**INPUT RECORDS**

# # # # # # #

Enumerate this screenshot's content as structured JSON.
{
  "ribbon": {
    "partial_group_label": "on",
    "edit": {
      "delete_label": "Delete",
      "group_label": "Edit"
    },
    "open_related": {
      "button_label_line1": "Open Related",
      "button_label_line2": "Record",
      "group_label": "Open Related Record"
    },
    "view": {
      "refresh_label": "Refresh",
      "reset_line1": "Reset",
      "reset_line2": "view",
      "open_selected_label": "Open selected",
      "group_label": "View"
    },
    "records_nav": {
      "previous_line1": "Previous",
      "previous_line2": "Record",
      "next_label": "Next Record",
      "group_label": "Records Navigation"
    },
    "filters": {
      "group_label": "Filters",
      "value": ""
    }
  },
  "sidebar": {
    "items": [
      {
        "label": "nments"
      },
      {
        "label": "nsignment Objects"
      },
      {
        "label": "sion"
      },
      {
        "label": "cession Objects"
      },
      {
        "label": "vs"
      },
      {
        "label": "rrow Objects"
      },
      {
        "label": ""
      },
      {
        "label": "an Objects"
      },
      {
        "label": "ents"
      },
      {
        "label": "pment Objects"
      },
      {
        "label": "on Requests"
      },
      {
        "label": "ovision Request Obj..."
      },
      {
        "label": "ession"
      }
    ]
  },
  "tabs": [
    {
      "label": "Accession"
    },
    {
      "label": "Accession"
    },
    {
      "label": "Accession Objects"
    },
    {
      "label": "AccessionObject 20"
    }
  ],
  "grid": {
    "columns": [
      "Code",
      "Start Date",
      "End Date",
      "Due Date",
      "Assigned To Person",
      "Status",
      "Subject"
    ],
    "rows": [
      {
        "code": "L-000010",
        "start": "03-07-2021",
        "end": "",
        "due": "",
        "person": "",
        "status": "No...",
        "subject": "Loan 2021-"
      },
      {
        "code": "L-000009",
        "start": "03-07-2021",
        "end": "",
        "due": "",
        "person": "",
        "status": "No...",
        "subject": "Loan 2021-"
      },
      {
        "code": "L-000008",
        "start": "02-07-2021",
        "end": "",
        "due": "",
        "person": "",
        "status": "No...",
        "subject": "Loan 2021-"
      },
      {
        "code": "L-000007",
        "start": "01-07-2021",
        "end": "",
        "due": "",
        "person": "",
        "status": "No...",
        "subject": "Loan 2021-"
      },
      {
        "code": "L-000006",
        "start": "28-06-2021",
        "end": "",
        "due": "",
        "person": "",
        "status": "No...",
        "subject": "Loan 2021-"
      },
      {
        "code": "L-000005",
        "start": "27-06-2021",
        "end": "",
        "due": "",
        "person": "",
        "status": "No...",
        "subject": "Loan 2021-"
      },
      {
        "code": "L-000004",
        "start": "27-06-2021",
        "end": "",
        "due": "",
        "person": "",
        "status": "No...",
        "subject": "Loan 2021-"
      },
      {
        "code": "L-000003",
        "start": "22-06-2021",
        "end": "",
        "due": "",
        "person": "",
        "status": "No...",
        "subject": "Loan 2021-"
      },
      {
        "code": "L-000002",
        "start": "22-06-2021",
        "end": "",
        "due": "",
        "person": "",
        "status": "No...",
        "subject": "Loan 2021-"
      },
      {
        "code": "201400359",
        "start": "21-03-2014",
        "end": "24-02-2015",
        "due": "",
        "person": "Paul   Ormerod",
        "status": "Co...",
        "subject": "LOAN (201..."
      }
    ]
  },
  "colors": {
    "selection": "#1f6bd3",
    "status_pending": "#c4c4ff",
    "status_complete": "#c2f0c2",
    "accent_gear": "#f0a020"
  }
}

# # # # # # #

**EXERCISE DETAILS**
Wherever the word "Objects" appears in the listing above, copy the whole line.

**REPLY TO THE EXERCISE**
        "label": "nsignment Objects"
        "label": "cession Objects"
        "label": "rrow Objects"
        "label": "an Objects"
        "label": "pment Objects"
      "label": "Accession Objects"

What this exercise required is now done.